Georgia DUI Laws
In Georgia, there are two ways a driver can be in violation of are the driving under the influence (DUI) laws.
1) DUI - You are driving and an officer determines you are under the influence of alcohol and/or drugs;
2) DUI "Per Se" - You are driving and your chemical test (blood, or breath) result is 0.08% Blood Alcohol Content (BAC) or higher.
"Under the Influence"

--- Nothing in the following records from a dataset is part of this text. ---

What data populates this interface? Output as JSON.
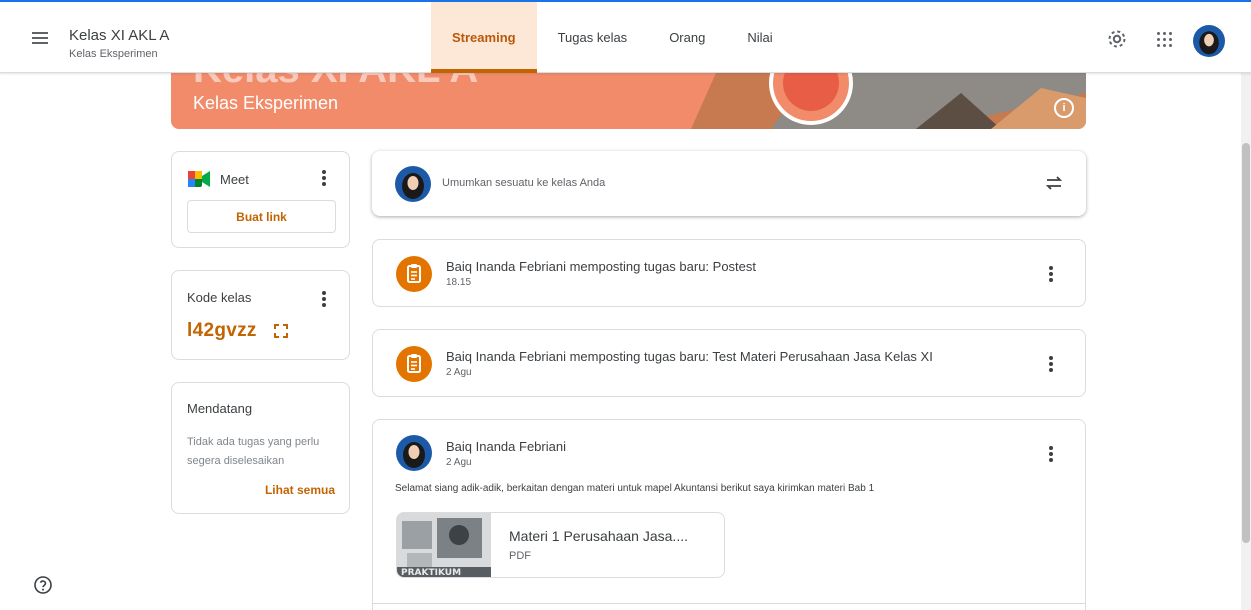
{
  "header": {
    "class_title": "Kelas XI AKL A",
    "class_subtitle": "Kelas Eksperimen",
    "tabs": [
      {
        "label": "Streaming",
        "active": true
      },
      {
        "label": "Tugas kelas",
        "active": false
      },
      {
        "label": "Orang",
        "active": false
      },
      {
        "label": "Nilai",
        "active": false
      }
    ],
    "icons": [
      "menu-icon",
      "gear-icon",
      "apps-grid-icon",
      "user-avatar"
    ]
  },
  "banner": {
    "title": "Kelas XI AKL A",
    "subtitle": "Kelas Eksperimen",
    "color": "#f28b6a"
  },
  "sidebar": {
    "meet": {
      "label": "Meet",
      "button": "Buat link"
    },
    "class_code": {
      "label": "Kode kelas",
      "value": "l42gvzz"
    },
    "upcoming": {
      "title": "Mendatang",
      "empty_text": "Tidak ada tugas yang perlu segera diselesaikan",
      "link": "Lihat semua"
    }
  },
  "stream": {
    "announce_placeholder": "Umumkan sesuatu ke kelas Anda",
    "posts": [
      {
        "title": "Baiq Inanda Febriani memposting tugas baru: Postest",
        "date": "18.15"
      },
      {
        "title": "Baiq Inanda Febriani memposting tugas baru: Test Materi Perusahaan Jasa Kelas XI",
        "date": "2 Agu"
      }
    ],
    "announcement": {
      "author": "Baiq Inanda Febriani",
      "date": "2 Agu",
      "body": "Selamat siang adik-adik, berkaitan dengan materi untuk mapel Akuntansi berikut saya kirimkan materi Bab 1",
      "attachment": {
        "title": "Materi 1 Perusahaan Jasa....",
        "type": "PDF",
        "thumb_text": "PRAKTIKUM"
      }
    }
  },
  "colors": {
    "accent": "#c26401",
    "assignment": "#e37400",
    "top_line": "#1a73e8"
  }
}
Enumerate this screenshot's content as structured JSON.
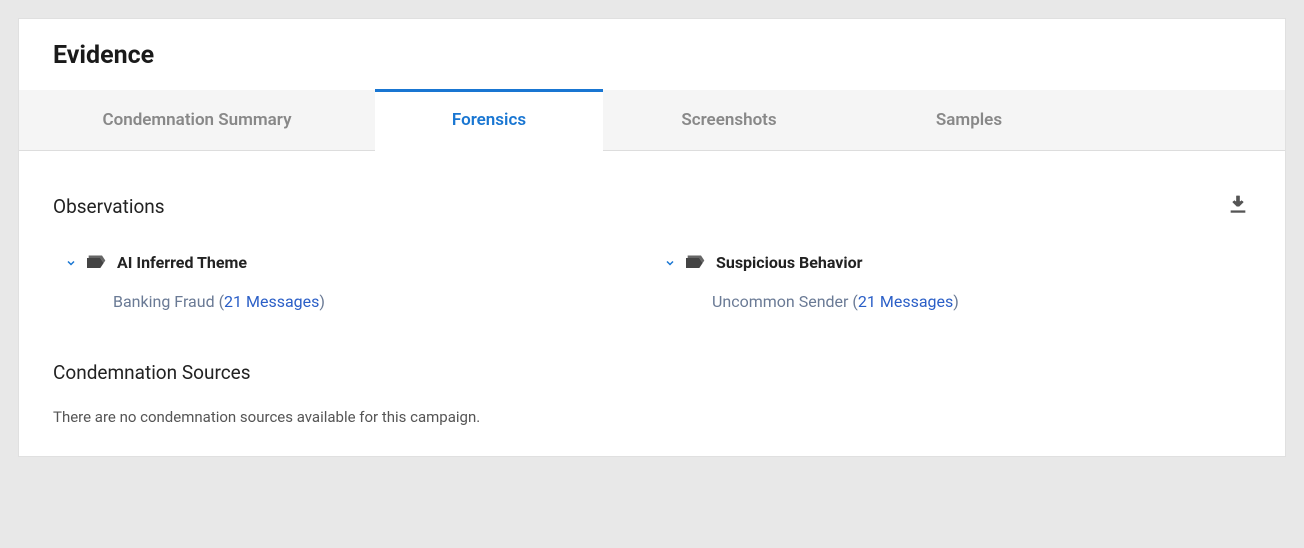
{
  "panel": {
    "title": "Evidence"
  },
  "tabs": {
    "items": [
      {
        "label": "Condemnation Summary",
        "active": false
      },
      {
        "label": "Forensics",
        "active": true
      },
      {
        "label": "Screenshots",
        "active": false
      },
      {
        "label": "Samples",
        "active": false
      }
    ]
  },
  "sections": {
    "observations": {
      "title": "Observations",
      "groups": [
        {
          "title": "AI Inferred Theme",
          "items": [
            {
              "label": "Banking Fraud",
              "count_label": "21 Messages"
            }
          ]
        },
        {
          "title": "Suspicious Behavior",
          "items": [
            {
              "label": "Uncommon Sender",
              "count_label": "21 Messages"
            }
          ]
        }
      ]
    },
    "condemnation_sources": {
      "title": "Condemnation Sources",
      "empty_text": "There are no condemnation sources available for this campaign."
    }
  }
}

You can be in violation of the DUI laws if you are considered "under the influence." Here, the Georgia District Attorney would need to prove you were driving after having consumed alcohol or drugs, or a combination, and you weren't able to drive your vehicle safely. You can be found guilty of DUI even if your blood alcohol content (BAC) is less than 0.08. Usually your driving and/or field sobriety tests show you are mentally or physically impaired.
DUI "Per Se"
The second way a driver can violate the DUI law is if his BAC is 0.08 or more. When that happens, it gives rise to a fancy legal phrase called a "rebuttable presumption." Basically, if your BAC is .08 or higher, it's probably going to spell trouble for your case.
DUIs Carry Two Separate Penalties
When you are arrested for a DUI in Georgia, you'll have to deal with both your criminal case and your separate license suspension. The Georgia Department of Driver Services (DDS) will handle your license suspension pursuant to the implied consent laws and the Georgia criminal courts will take care of your criminal penalties.
In other words, what happens in court won't have any bearing on the status of your driver's license and vice versa. Neither one impacts the other.
Potential DUI Consequences
The Georgia courts impose criminal penalties including:
- Jail time;
- Public service.
The DDS imposes administrative penalties including:
- Suspension or revocation of your license.
Remember, the higher your BAC, the more severe your penalties may be. Multiple convictions will also result in harsher sentences.
|Code Sections||Ga. Code 40-6-391|
Over 21: 0.08; Commercial Drivers: 0.04%
|What is Prohibited?||
1) (DUI) You are driving and determined to be under the influence of alcohol and/or drugs;
2) You are driving and your chemical test (blood, or breath) result is 0.08%. Blood Alcohol Content (BAC) or higher.
|Implied Consent||Yes. If you refuse a test, automatic driver's license suspension of one year.|
||BAC .15 or Higher|
Zero Tolerance, BAC 0.02% or higher, Driver's License Revocation minimum of six (6) months and fines. If your BAC is 0.08% or higher, you will face the same penalties as an adult.
Typical DUI Sentences
1st Offense: Up to one year jail, fine up to $1,000, up to one year license suspension, 40 hours of community service, probation and a DUI education course;
2nd Offense: Up to one year jail, fine up to $1,000, up to three (3) years license suspension, 40 hours of community service, probation, DUI education course or substance abuse treatment, and possible Ignition Interlock Device;
3rd Offense: Up to one year jail, Fine $1,000-$5,000, up to five (5) years license suspension, 40 hours of community service, probation, DUI education course or substance abuse treatment, and possible Ignition Interlock Device;
4th Offense: Felony, one to five years in state prison, up to a $5,000 fine.
Georgia DUI Resources
- DUI Frequently Asked Questions - Answers to common questions about Georgia DUI laws (Ga. Dept. of Driver Services).
- Approved DUI / Defensive Driving Schools - List of approved DUI schools in Georgia (Ga. Dept. of Driver Services).
- Ignition Interlock Service Providers - List of approved IID service providers (Ga. Dept. of Driver Services).
- Driver's License Suspensions and Revocations - Information about license suspension and reinstatement (Ga. Dept. of Driver Services)
Get Legal Help with Your DUI Case in Georgia
It's best to never drink or use drugs and drive. Select a designated driver ahead of time who will stay sober. If you're impaired and don't have a designated driver, use a taxi, call a sober friend or family member, or use public transportation. But if you do find yourself facing a DUI in Georgia, it's a good idea to get in touch with a local DUI attorney to learn about your options moving forward.
Next Steps: Search for a Local Attorney
Contact a qualified attorney.